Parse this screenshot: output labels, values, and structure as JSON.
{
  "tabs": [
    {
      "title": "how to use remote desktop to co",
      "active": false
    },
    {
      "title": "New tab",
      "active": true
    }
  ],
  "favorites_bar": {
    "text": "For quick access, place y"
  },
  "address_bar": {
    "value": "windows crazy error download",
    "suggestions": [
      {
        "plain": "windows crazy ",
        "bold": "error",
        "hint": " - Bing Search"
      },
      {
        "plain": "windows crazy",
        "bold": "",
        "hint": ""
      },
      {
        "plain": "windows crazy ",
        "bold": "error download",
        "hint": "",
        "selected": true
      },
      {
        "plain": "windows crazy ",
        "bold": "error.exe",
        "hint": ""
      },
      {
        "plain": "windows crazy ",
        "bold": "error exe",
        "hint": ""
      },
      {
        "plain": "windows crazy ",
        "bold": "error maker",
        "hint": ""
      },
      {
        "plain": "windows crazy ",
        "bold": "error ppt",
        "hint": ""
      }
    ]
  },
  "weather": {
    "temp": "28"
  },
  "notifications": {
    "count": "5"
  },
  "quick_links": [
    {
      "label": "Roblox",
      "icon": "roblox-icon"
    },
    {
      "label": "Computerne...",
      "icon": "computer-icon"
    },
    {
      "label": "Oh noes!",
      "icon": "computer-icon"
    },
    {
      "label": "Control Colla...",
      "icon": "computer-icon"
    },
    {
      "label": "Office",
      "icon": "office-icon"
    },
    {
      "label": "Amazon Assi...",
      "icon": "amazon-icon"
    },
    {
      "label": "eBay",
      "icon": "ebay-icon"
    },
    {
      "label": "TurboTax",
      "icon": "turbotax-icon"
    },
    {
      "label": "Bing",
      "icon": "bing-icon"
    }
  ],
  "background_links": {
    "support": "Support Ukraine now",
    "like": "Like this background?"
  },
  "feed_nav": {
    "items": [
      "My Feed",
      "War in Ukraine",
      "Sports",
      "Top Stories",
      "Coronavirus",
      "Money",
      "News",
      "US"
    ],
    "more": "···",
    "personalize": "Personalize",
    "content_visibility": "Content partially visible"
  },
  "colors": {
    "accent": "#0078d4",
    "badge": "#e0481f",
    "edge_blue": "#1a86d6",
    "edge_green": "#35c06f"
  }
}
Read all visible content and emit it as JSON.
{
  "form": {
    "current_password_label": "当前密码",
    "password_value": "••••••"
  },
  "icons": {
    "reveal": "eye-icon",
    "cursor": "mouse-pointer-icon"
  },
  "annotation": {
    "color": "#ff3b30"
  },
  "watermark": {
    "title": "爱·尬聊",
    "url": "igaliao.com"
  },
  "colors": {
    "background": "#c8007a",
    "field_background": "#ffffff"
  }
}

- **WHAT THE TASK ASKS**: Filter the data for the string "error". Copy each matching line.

- **ANSWER SPACE**:
    "value": "windows crazy error download",
        "bold": "error",
        "bold": "error download",
        "bold": "error.exe",
        "bold": "error exe",
        "bold": "error maker",
        "bold": "error ppt",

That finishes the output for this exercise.